  • Avoid eating or drinking anything that has been contaminated with floodwaters.
  • Do not wade through standing water. If you must do do, bathe and put on clean clothes as soon as possible.
  • Avoid contact with floodwaters if you have open cuts or sores. If you have any open cuts or sores and cannot avoid contact with floodwaters, keep the cuts as clean as possible by washing well with soap to control infection. If a wound develops redness, swelling or drainage, seek immediate medical attention. Residents who sustain lacerations and/or puncture wounds and have not had a tetanus vaccination within the past 10 years require a tetanus booster.
  • If there is a backup of sewage into your house, wear rubber boots and waterproof gloves during cleanup. Remove and discard absorbent household materials, such as wall coverings, cloth, rugs, and drywall. Clean walls and hard-surfaced floors with soap and water and disinfect with a solution of 1/4 cup of bleach to one gallon of water.  Thoroughly disinfect food-contact surfaces (countertops, refrigerators, tables) and areas where small children play. Wash all linens and clothing in hot water. Air dry larger items in the sun and spray them with a disinfectant. Steam clean all carpeting.

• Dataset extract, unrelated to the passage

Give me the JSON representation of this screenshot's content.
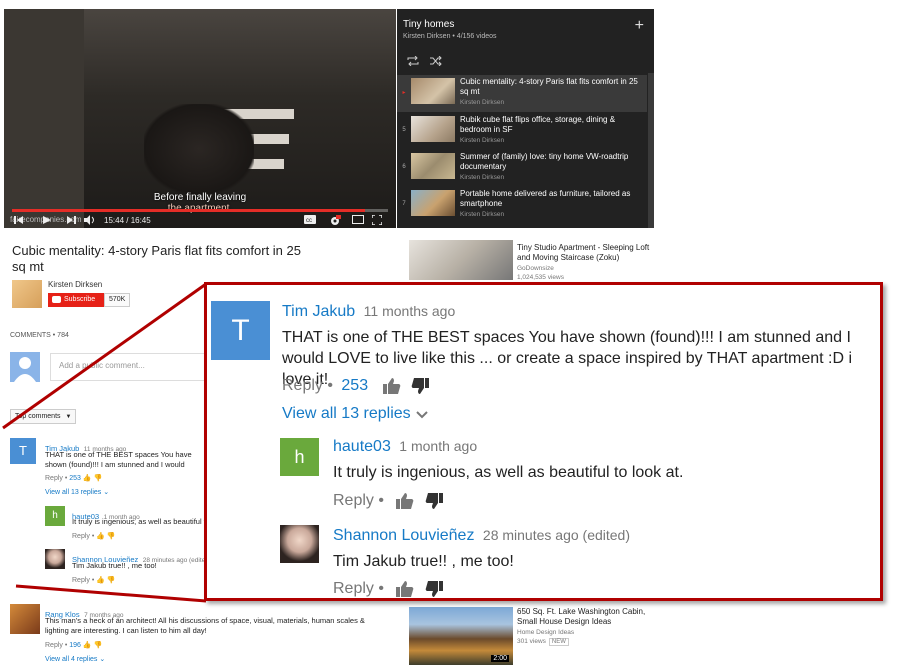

If plumbing is functioning slowly or sluggishly, residents should: 

  • Conserve water as much as possible. The less water used, the less sewage the septic tank must process or a sewer line needs to handle. Minimize use of your washing machine. Go to a laundromat. Rental of a portable toilet for a temporary period may be another option.
  • Do not have the septic tank pumped. Exceptionally high water tables might crush a septic tank that was pumped dry. If the fundamental problem is high groundwater, pumping the tank does nothing to solve that problem.
  • If you cannot use your plumbing without creating a sanitary nuisance (i.e. without sewage being exposed), consider moving to a new location until conditions improve.
  • Do not have the septic tank and drain field repaired until the ground has dried. Often systems are completely functional when dry conditions return. Any repair must be permitted and inspected by your county health department.

For more information, please visit floridadisaster.org.